Christina Donoghue talks to Jeff Achtem about his show Swamp Juice
The simple shadow of a man Bunk Puppets creator Jeff Achtem talks about his show Swamp Juice and the symbiosis between clowning and puppetry.
Puppetry is hardly an overused medium. Apart from an Indonesian Wayang kuilt show, with their traditional art of finely crafted leather figures moving gently to the sound of the gamelan, this historic storytelling is rarely seen in Australia. Enter Jeff Achtem a street theatre and clowning aficionado from Canada who claims no fraternal ties to shadow puppetry, yet has picked it up, stuffed it in his pocket, given it an original soundtrack and sent it stumbling into the twenty-first century using only recycled materials.
Jeff Achtem settled in Australia by default. After travelling through the country many times performing street theatre, all the stars aligned and the city of Melbourne claimed him. Jeff says, “I wanted to have a residence somewhere, and a few things pointed me to Melbourne… It was the high noon of the hipster evolution, and Melbourne had very good international cred—and it’s been a good choice, there are great crafts people here and great puppets made; directors and lighting it’s a great place to be.”
When asked about the journey from clowning to puppetry Jeff quickly lays claim on both titles, “I wouldn’t say that I went from one to the other, it was more just this basket of skills that I kept loading on, like mixing paint in the bucket and the colour constantly changing.”
In his twenties Jeff developed a fascination with the moving image and attended film school.
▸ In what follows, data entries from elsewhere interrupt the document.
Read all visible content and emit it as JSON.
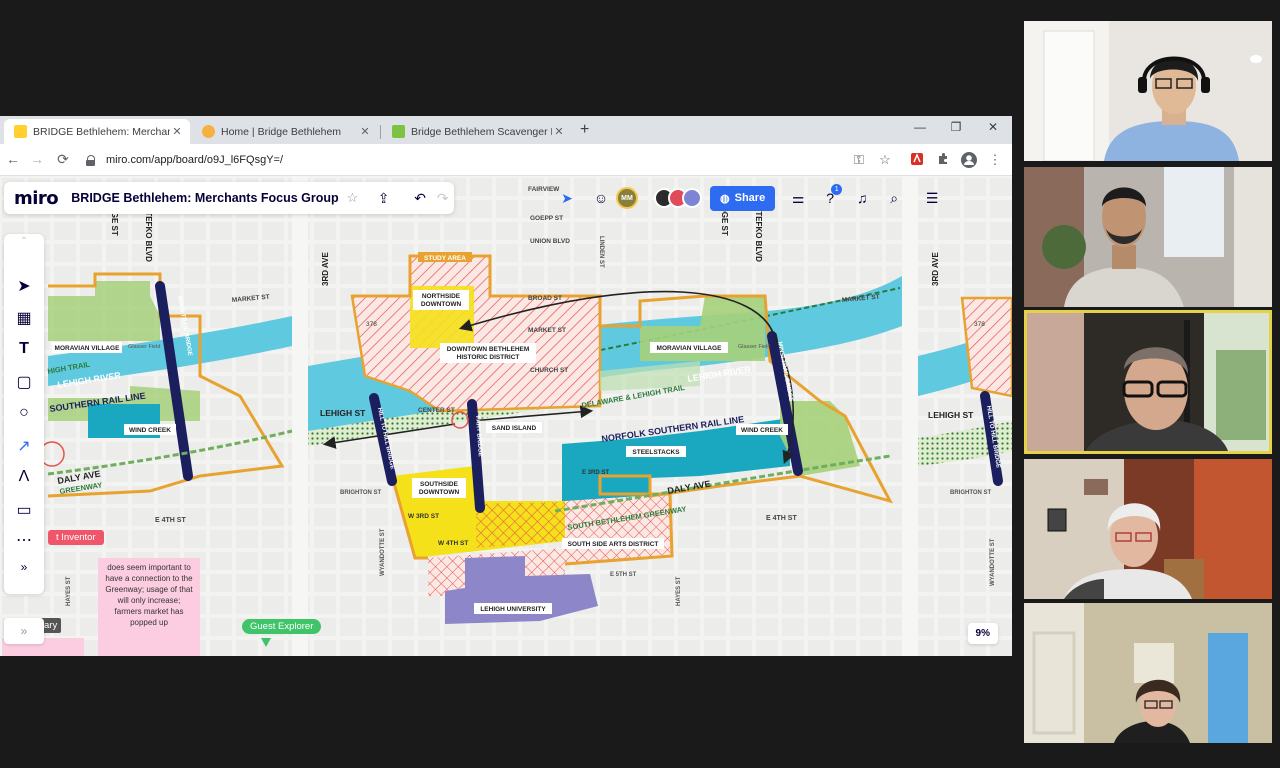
{
  "browser": {
    "tabs": [
      {
        "title": "BRIDGE Bethlehem: Merchants F...",
        "favicon_color": "#ffd02f",
        "active": true
      },
      {
        "title": "Home | Bridge Bethlehem",
        "favicon_color": "#f5b041",
        "active": false
      },
      {
        "title": "Bridge Bethlehem Scavenger Hu...",
        "favicon_color": "#7dc242",
        "active": false
      }
    ],
    "new_tab": "+",
    "window": {
      "minimize": "—",
      "restore": "❐",
      "close": "✕"
    },
    "nav": {
      "back": "←",
      "forward": "→",
      "reload": "⟳"
    },
    "url": "miro.com/app/board/o9J_l6FQsgY=/"
  },
  "miro": {
    "logo": "miro",
    "board_title": "BRIDGE Bethlehem: Merchants Focus Group",
    "share_label": "Share",
    "notification_count": "1",
    "zoom": "9%",
    "avatar_initials": "MM"
  },
  "board": {
    "sticky_note": "does seem important to have a connection to the Greenway; usage of that will only increase; farmers market has popped up",
    "guest_badge": "Guest Explorer",
    "inventor_badge": "t Inventor",
    "edge_label": "ary",
    "map": {
      "study_area": "STUDY AREA",
      "northside_downtown": "NORTHSIDE DOWNTOWN",
      "downtown_historic": "DOWNTOWN BETHLEHEM HISTORIC DISTRICT",
      "moravian_village": "MORAVIAN VILLAGE",
      "sand_island": "SAND ISLAND",
      "wind_creek": "WIND CREEK",
      "steelstacks": "STEELSTACKS",
      "southside_downtown": "SOUTHSIDE DOWNTOWN",
      "south_side_arts": "SOUTH SIDE ARTS DISTRICT",
      "lehigh_university": "LEHIGH UNIVERSITY",
      "lehigh_river": "LEHIGH RIVER",
      "norfolk_rail": "NORFOLK SOUTHERN RAIL LINE",
      "southern_rail": "SOUTHERN RAIL LINE",
      "delaware_trail": "DELAWARE & LEHIGH TRAIL",
      "high_trail": "HIGH TRAIL",
      "greenway": "SOUTH BETHLEHEM GREENWAY",
      "greenway_short": "GREENWAY",
      "minsi_bridge": "MINSI TRAIL BRIDGE",
      "hill_bridge": "HILL TO HILL BRIDGE",
      "fahy_bridge": "FAHY BRIDGE",
      "lehigh_st": "LEHIGH ST",
      "daly_ave": "DALY AVE",
      "market_st": "MARKET ST",
      "broad_st": "BROAD ST",
      "union_blvd": "UNION BLVD",
      "church_st": "CHURCH ST",
      "center_st": "CENTER ST",
      "e_4th_st": "E 4TH ST",
      "w_3rd_st": "W 3RD ST",
      "w_4th_st": "W 4TH ST",
      "e_3rd_st": "E 3RD ST",
      "e_5th_st": "E 5TH ST",
      "third_ave": "3RD AVE",
      "stefko_blvd": "STEFKO BLVD",
      "brighton_st": "BRIGHTON ST",
      "wyandotte_st": "WYANDOTTE ST",
      "hayes_st": "HAYES ST",
      "goepp_st": "GOEPP ST",
      "fairview": "FAIRVIEW",
      "linden_st": "LINDEN ST",
      "route_378": "378",
      "glasser_field": "Glasser Field",
      "ridge_st": "DGE ST"
    }
  },
  "colors": {
    "orange_boundary": "#e8a230",
    "river": "#5fc9e0",
    "teal_industrial": "#1aa7c0",
    "park_green": "#a6d07a",
    "southside_yellow": "#f5e11a",
    "lehigh_purple": "#8d86c9",
    "bridge_navy": "#1b1f5e",
    "hatch_red": "#e5534b",
    "share_blue": "#2d6cf0"
  }
}
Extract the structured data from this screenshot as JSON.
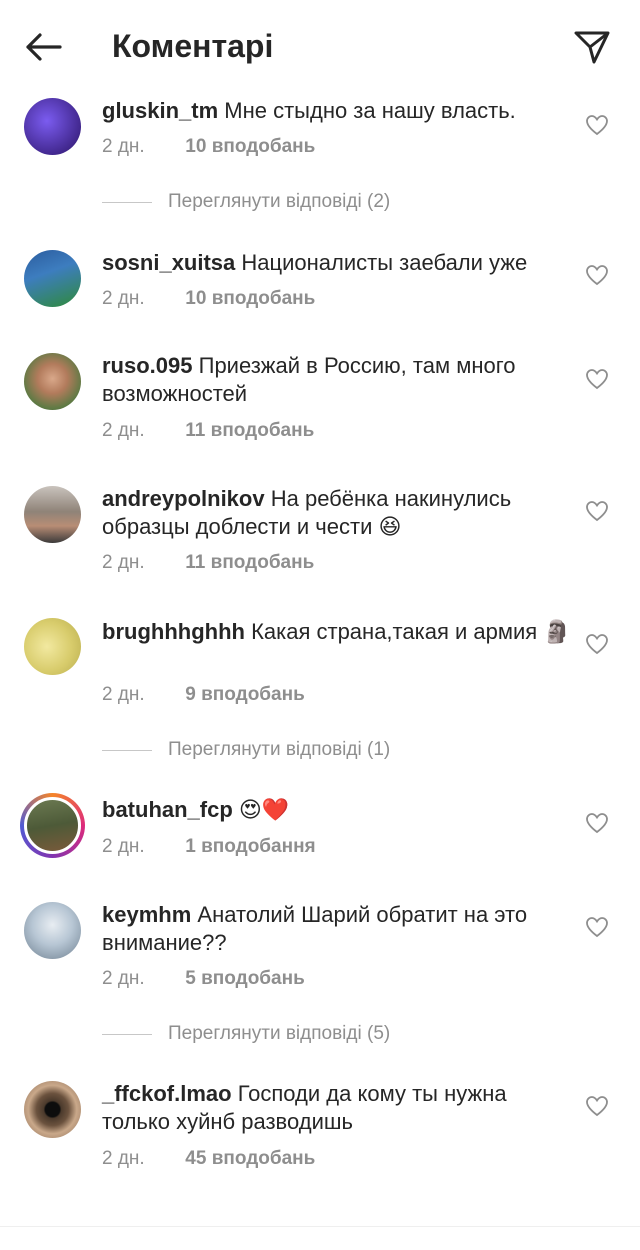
{
  "header": {
    "title": "Коментарі",
    "back_icon": "arrow-left-icon",
    "share_icon": "paper-plane-icon"
  },
  "comments": [
    {
      "username": "gluskin_tm",
      "text": "Мне стыдно за нашу власть.",
      "time": "2 дн.",
      "likes": "10 вподобань",
      "avatar_color": "#4b2aa8"
    },
    {
      "username": "sosni_xuitsa",
      "text": "Националисты заебали уже",
      "time": "2 дн.",
      "likes": "10 вподобань",
      "avatar_color": "#2f6fa8"
    },
    {
      "username": "ruso.095",
      "text": "Приезжай в Россию, там много возможностей",
      "time": "2 дн.",
      "likes": "11 вподобань",
      "avatar_color": "#6c8a4a"
    },
    {
      "username": "andreypolnikov",
      "text": "На ребёнка накинулись образцы доблести и чести",
      "emoji": "😆",
      "time": "2 дн.",
      "likes": "11 вподобань",
      "avatar_color": "#8a7c6e"
    },
    {
      "username": "brughhhghhh",
      "text": "Какая страна,такая и армия",
      "emoji": "🗿",
      "time": "2 дн.",
      "likes": "9 вподобань",
      "avatar_color": "#d9cf6a"
    },
    {
      "username": "batuhan_fcp",
      "text": "",
      "emoji": "😍❤️",
      "time": "2 дн.",
      "likes": "1 вподобання",
      "avatar_color": "#5a6b3c"
    },
    {
      "username": "keymhm",
      "text": "Анатолий Шарий обратит на это внимание??",
      "time": "2 дн.",
      "likes": "5 вподобань",
      "avatar_color": "#9fb4c8"
    },
    {
      "username": "_ffckof.lmao",
      "text": "Господи да кому ты нужна только хуйнб разводишь",
      "time": "2 дн.",
      "likes": "45 вподобань",
      "avatar_color": "#4a3a30"
    }
  ],
  "replies": [
    "Переглянути відповіді (2)",
    "Переглянути відповіді (1)",
    "Переглянути відповіді (5)"
  ]
}
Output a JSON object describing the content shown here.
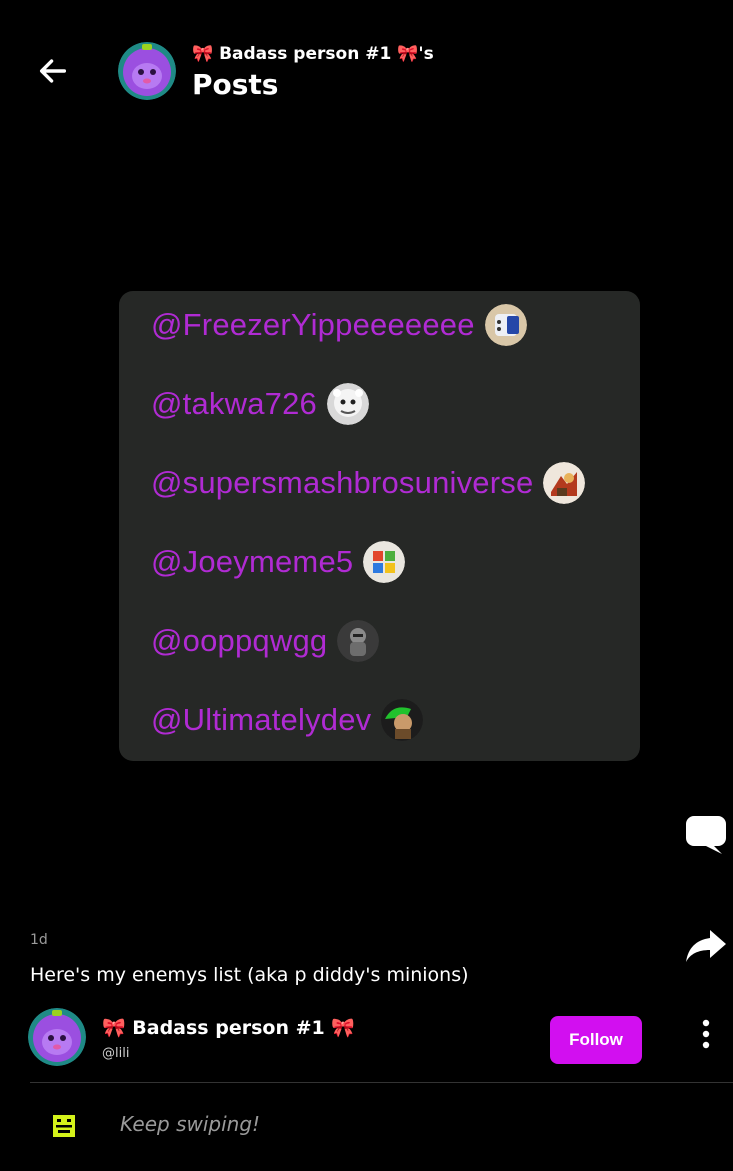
{
  "header": {
    "subtitle": "🎀 Badass person #1 🎀's",
    "title": "Posts"
  },
  "post": {
    "mentions": [
      {
        "handle": "@FreezerYippeeeeeee",
        "icon": "jar-avatar-icon"
      },
      {
        "handle": "@takwa726",
        "icon": "white-creature-avatar-icon"
      },
      {
        "handle": "@supersmashbrosuniverse",
        "icon": "smash-character-avatar-icon"
      },
      {
        "handle": "@Joeymeme5",
        "icon": "colorful-logo-avatar-icon"
      },
      {
        "handle": "@ooppqwgg",
        "icon": "grey-figure-avatar-icon"
      },
      {
        "handle": "@Ultimatelydev",
        "icon": "green-character-avatar-icon"
      }
    ],
    "time": "1d",
    "caption": "Here's my enemys list (aka p diddy's minions)"
  },
  "author": {
    "name": "🎀 Badass person #1 🎀",
    "handle": "@lili",
    "follow_label": "Follow"
  },
  "footer": {
    "swipe_text": "Keep swiping!"
  },
  "colors": {
    "mention": "#b02bd3",
    "follow_button": "#d20ff0",
    "card_bg": "#262826",
    "swipe_icon": "#d4f21a"
  }
}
The overuse of complex narrative and dialogue in modern-day films struck Jeff. Consciously through his own work Jeff sought a simpler storytelling method that transcended voice and stimulated the imagination. “There is a great, almost meditation that can happen when a character is presented on film or on stage that really you need to communicate that story without words. That then brings on this really interesting work that an audience has to do to figure out Oh! That’s the mother and Oh! The parcel was supposed to be delivered today. Just that gentle amount of work that an audience has to do.”
Jeff’s company Bunk Puppets in collaboration with Monkey Baa Productions are bring one of his simplest works ‘Swamp Juice’ to Darling Quarter in Darling Harbour Sydney. “In Swamp Juice it’s a very simple show, it’s a cartoon, the plot is no more complex than a Bugs Bunny cartoon,” says Jeff. The world he describes is one of simple characters dealing with a changing environment. Set to original music the show promises to be a step into a world of wonder and whimsy.
Unlike other puppet shows (of which I’m assured this is not) the puppeteers are positioned in front of the screen, “That’s not at all what we do, it’s the difference between being a guitarist in a rock band and in an orchestra, sure you’re both playing guitar, but it’s totally different. I use shadow puppetry in a very different way… Everything is done by sticking things onto our hands, everything is really rough and slap-dash, it’s all found objects and household objects sort of taped together.” Performed from four or five metres away from the screen this show includes, not only the puppets sillouettes, but also the puppet and the puppeteer as a performer.
The trickledown of Jeff’s skillset as a clown, street performer and latent puppeteer combined with his awareness of the film savvy of the modern audience, translated Swamp Juice into a show that is a live performance that like other modern performance pieces employs techniques, traditionally used only in film. “The grammer of the frame, the language of cinematography, it’s completely ubiquitous now, that it’s almost not noticed apart from the way that people might marvel at it.” As though the creative envelope is not being pushed enough, in last fifteen minutes of the show the audience puts on 3D glasses to watch the end of the show in 3D madness, “that usually blows the roof off,” admits Jeff, “all the kids start screaming and music is irrelevant at that point because it’s so loud. It’s quite hard to tell a story in that moment, ‘cos it’s like trying to read a book to a kid on a rollercoaster.”
Now a few years old Swamp Juice has been performed all over the world and has found favour with audiences of all cultures and ages. Jeff says that no matter who you are this is for you, “If you don’t have access to a kid you can still come… It’s a virgin experience for people, they will never have seen puppetry in this way before.”
With productions currently touring everywhere from the Phillipines to Europe and with a new show in production Jeff Achtem and the Bunk puppets team are filling a niche in the creative arts scene of the world, that is honest and fun. Swamp Juice promises to be an escape from the heaviness of news and world events into a swamp that Jeff has created just for you, so that for a moment, with child in tow or not you can laugh and wake-up your imagination that has been fast asleep in the shadows.